In the same pan, heat the olive oil over medium high heat. Add the shallot, garlic and red pepper flakes and saute, stirring constantly for one minute. Add the chopped tomatoes and saute, stirring, for 3 or 4 minutes or until the tomatoes just begin to soften. Add the fat-free half and half and stir to combine. Rub the dried basil between the palms of your hands to crumble it and add to the cream sauce along with the nutmeg and black pepper. Raise the heat and bring the sauce to the boil. Return the orzo to the pan, stir well to combine and lower the heat. Add the Parmesan cheese and stir to blend. Allow the pasta and sauce to simmer gently, stirring often, until some of the cream has been absorbed and the sauce is off a desirable consistency ... approximately 5 minutes or so. Taste and adjust the seasoning, adding more of anything you wish and a pinch of salt if necessary. Serve and enjoy!

*As written this dish will serve @ 4 people as a side dish. Amounts are flexible so feel free to experiment! As for the tomatoes - the original recipe calls for canned, diced tomatoes and those would certainly work.

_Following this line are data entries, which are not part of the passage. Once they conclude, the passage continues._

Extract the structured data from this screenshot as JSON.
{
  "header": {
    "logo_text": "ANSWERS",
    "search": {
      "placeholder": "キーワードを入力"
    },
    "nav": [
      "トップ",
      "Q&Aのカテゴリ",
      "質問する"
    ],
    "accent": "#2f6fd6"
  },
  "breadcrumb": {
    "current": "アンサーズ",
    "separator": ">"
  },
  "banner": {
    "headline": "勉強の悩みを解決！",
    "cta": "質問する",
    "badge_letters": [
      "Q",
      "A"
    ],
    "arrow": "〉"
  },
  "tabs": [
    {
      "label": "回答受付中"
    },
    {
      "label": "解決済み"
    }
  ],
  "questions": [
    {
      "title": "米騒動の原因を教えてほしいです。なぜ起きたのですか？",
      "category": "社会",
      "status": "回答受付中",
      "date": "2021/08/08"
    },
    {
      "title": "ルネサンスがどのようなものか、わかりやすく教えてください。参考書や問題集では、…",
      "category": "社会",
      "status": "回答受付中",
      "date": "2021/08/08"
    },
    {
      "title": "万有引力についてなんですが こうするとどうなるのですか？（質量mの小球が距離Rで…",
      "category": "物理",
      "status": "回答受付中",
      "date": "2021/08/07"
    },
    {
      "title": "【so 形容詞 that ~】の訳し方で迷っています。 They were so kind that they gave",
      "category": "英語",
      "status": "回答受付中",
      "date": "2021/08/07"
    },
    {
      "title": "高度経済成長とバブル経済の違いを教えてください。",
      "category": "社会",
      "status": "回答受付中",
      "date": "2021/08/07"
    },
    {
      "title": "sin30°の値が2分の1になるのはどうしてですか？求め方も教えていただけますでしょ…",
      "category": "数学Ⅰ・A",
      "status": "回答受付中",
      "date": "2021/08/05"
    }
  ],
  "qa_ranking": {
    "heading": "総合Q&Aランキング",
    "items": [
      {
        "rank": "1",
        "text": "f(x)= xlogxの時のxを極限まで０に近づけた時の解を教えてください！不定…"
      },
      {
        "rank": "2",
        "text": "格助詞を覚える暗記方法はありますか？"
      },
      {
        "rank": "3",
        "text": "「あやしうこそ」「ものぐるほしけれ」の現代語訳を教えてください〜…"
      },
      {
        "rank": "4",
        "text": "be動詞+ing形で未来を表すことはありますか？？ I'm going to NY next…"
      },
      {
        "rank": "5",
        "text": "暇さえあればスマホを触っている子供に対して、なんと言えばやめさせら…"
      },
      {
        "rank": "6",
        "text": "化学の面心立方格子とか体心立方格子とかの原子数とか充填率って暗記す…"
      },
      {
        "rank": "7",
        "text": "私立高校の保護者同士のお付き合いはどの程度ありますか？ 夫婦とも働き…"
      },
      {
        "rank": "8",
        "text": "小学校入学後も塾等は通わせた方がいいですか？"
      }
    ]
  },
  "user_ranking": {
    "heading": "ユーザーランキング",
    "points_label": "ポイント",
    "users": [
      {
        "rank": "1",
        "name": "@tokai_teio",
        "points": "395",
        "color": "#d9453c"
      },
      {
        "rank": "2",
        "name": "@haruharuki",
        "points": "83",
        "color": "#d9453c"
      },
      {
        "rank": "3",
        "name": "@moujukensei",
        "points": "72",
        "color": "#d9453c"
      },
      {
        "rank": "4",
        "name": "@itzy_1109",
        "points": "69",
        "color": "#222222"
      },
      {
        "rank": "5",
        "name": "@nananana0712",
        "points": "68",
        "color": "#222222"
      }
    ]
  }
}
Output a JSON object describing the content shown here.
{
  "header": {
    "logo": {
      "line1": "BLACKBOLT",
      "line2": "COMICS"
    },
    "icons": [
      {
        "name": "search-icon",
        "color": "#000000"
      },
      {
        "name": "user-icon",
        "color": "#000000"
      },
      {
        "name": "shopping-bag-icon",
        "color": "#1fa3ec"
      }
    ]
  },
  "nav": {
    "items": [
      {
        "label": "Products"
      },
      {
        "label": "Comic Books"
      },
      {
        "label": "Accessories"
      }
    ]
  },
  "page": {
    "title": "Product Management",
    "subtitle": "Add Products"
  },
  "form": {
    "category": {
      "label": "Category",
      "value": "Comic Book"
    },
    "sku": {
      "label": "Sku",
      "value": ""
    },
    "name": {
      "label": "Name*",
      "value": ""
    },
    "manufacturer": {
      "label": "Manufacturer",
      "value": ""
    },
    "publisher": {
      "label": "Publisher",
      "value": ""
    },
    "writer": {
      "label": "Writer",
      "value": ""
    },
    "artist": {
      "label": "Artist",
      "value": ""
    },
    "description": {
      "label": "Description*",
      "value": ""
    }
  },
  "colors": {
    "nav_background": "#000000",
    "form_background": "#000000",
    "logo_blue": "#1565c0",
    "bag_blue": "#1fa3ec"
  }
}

At this time of year, though, it would be a shame not to use fresh. I chose to use dried basil because it was simmered in the sauce, if you prefer fresh I would wait and add it at the end, just before serving. Bon appetit!

6 comments:

Miss Caught Up said...

I love orzo! I don't care if it is wheat, I'll eat it! :) Thanks for the recipe!

pixelgal said...

He's all that and more. This is to applaud 'the husband'. He's a stellar guy and I'm glad he got a shout out on this blog in appreciation for his support of our Diva's enterprises and his willingness to be the 'taster'. I can also vouch for his cooking skills, especially when there's a grill around. Hooray for you, husband! You done good, Diva!

Deb said...

I've got to agree that a supportive husband is a very necessary part of both beachy eating and all the experimenting that goes on in the kitchen. Of course mine is so very appreciative of any and all good eats since wife number 1 never entered the kitchen eccept to get another cup fo coffee to go with her cigarette. As wife number 2, I had no where to go but up LOL

Deb

pixelgal said...

On the subject of husbands, looks like you done good too, Deb. Atta girl for showing up the smoker! Mine has lasted for 46 years and endured many culinary delights and disasters...probably more the latter than former in the early years. I finally learned that when he says 'it's ok' it really means 'yuk!' He's going along with the health kick although ice cream is a biggie in his diet...not mine.
A beacher he ain't...but healthy he is, thank God!

The Diva on a Diet said...

I agree, M.C.U.!

Deb - you gave me a chuckle with the "no where to go but up" comment! So glad you've got a supportive hubby too - it really does make dinner time easier.

You done good too, pixelgal. I think we're gonna have to keep all of our husbands. :)

Meg said...

What a wonderful orzo recipe! Thanks for sharing!